Stored data entries:
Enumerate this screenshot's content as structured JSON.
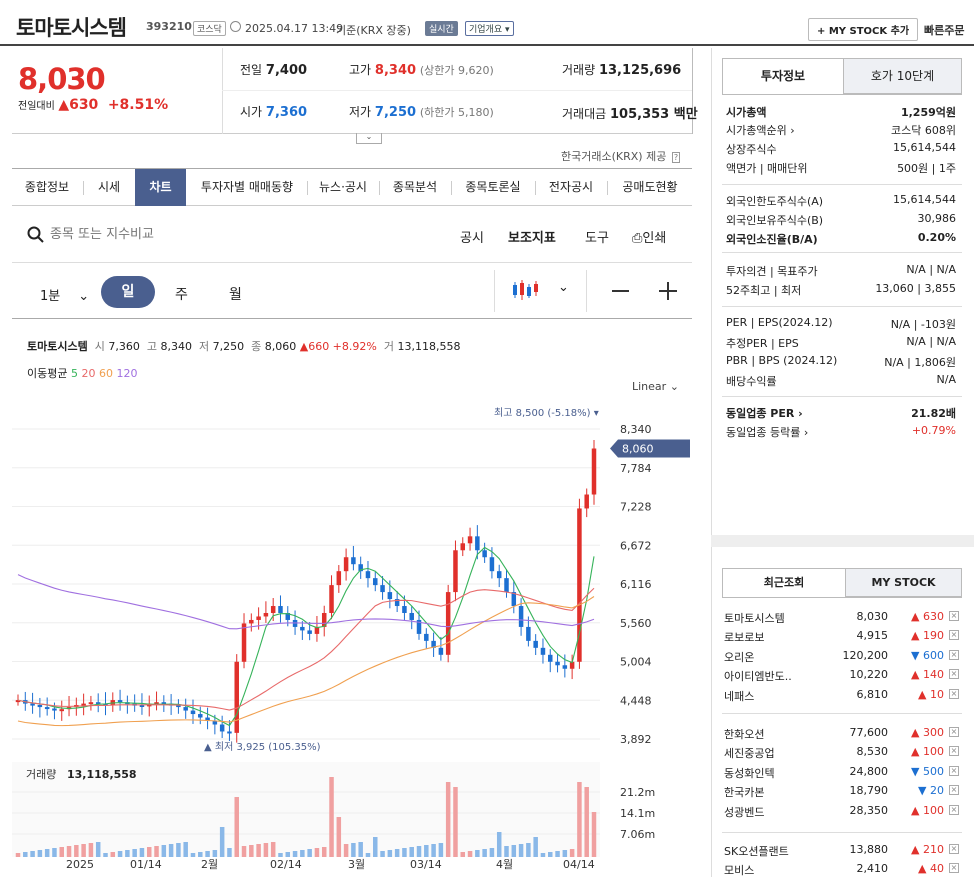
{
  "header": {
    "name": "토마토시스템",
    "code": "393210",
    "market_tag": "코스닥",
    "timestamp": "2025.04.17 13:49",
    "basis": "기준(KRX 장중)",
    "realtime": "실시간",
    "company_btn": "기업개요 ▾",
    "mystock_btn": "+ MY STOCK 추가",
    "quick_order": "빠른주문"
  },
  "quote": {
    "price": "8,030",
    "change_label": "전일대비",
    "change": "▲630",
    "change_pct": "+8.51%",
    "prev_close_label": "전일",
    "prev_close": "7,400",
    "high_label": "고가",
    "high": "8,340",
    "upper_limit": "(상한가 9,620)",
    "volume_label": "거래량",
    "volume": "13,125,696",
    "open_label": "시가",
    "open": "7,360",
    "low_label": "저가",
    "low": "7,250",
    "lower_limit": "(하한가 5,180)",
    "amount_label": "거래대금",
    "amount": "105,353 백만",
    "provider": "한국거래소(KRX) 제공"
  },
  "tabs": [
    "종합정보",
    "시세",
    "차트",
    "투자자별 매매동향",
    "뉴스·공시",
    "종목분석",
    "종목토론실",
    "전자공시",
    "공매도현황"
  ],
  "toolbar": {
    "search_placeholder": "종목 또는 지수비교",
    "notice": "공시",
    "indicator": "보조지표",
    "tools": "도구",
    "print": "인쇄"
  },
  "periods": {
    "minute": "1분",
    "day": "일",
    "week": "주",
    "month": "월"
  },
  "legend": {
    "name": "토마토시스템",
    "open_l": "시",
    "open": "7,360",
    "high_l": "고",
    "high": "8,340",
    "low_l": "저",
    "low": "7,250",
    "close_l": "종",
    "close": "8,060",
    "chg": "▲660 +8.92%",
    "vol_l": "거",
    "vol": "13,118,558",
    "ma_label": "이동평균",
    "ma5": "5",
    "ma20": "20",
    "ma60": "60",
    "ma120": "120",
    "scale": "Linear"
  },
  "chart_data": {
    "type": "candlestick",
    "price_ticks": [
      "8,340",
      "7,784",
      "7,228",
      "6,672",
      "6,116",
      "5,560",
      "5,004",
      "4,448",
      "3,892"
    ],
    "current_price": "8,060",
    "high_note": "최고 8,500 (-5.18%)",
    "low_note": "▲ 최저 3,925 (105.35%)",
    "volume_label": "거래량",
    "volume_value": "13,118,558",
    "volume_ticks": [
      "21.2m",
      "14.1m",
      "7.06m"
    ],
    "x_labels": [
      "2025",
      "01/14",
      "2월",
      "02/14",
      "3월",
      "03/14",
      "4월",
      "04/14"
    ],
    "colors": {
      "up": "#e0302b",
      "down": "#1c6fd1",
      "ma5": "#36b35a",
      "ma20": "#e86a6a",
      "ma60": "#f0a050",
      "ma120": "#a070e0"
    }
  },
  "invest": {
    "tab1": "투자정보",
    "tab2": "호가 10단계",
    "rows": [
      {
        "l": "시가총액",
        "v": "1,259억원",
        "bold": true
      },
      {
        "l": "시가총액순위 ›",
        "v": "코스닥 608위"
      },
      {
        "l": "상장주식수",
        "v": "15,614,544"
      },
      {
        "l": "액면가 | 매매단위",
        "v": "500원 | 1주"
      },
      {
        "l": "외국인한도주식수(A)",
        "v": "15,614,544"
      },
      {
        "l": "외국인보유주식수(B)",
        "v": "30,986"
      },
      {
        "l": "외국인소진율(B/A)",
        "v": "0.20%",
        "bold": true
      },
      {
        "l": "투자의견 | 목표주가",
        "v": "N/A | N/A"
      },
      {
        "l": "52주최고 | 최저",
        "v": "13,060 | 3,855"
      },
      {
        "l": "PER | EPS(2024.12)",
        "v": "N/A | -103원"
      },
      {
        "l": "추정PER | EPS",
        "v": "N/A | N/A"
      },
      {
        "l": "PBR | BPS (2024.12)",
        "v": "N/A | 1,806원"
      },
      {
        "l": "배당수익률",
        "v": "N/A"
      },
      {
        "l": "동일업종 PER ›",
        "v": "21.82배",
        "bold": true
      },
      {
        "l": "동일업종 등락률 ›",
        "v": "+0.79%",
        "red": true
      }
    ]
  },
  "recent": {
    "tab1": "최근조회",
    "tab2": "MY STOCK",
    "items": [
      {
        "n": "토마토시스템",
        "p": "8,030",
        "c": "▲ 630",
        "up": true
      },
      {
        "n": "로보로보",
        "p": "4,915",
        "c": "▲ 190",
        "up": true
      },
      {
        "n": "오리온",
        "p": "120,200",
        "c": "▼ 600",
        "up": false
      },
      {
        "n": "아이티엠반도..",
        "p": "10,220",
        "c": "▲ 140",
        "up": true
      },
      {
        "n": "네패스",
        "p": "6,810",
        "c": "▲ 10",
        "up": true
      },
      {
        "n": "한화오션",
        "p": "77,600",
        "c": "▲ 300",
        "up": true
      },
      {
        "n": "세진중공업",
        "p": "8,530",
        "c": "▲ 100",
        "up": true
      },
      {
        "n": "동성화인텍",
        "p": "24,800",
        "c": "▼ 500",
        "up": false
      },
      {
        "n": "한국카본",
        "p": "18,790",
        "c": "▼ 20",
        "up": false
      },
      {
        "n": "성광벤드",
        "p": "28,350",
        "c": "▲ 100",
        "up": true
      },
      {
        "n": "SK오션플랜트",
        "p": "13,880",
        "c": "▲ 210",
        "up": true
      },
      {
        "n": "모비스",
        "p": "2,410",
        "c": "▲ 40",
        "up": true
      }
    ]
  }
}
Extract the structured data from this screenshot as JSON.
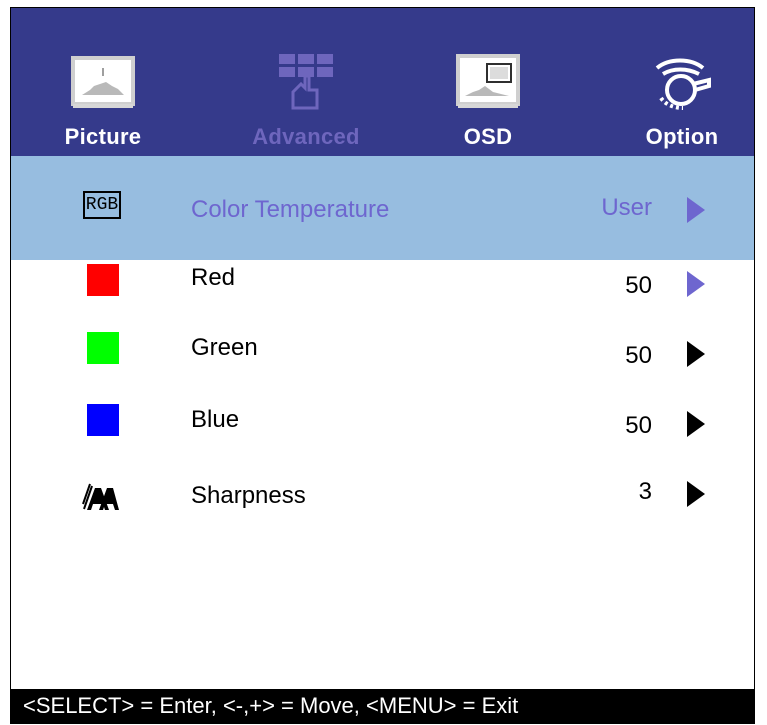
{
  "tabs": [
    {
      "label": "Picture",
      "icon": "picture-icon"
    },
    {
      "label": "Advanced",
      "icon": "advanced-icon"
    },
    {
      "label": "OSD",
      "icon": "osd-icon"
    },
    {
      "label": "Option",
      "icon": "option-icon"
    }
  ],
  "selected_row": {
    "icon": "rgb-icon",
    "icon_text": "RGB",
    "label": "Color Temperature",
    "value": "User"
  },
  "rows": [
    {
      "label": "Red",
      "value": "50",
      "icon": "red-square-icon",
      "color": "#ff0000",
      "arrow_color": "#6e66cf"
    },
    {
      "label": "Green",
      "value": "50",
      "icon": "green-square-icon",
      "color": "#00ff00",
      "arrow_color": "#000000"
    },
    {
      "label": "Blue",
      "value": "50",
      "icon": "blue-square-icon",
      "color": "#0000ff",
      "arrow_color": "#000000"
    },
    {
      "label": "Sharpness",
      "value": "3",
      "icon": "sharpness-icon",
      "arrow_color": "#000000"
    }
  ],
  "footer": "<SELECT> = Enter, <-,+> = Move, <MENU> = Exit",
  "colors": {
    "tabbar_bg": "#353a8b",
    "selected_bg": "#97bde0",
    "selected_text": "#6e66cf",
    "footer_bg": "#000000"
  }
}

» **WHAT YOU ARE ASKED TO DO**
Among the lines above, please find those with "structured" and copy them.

» **TASK RESPONSE**
Enumerate this screenshot's content as structured JSON.
Extract the structured data from this screenshot as JSON.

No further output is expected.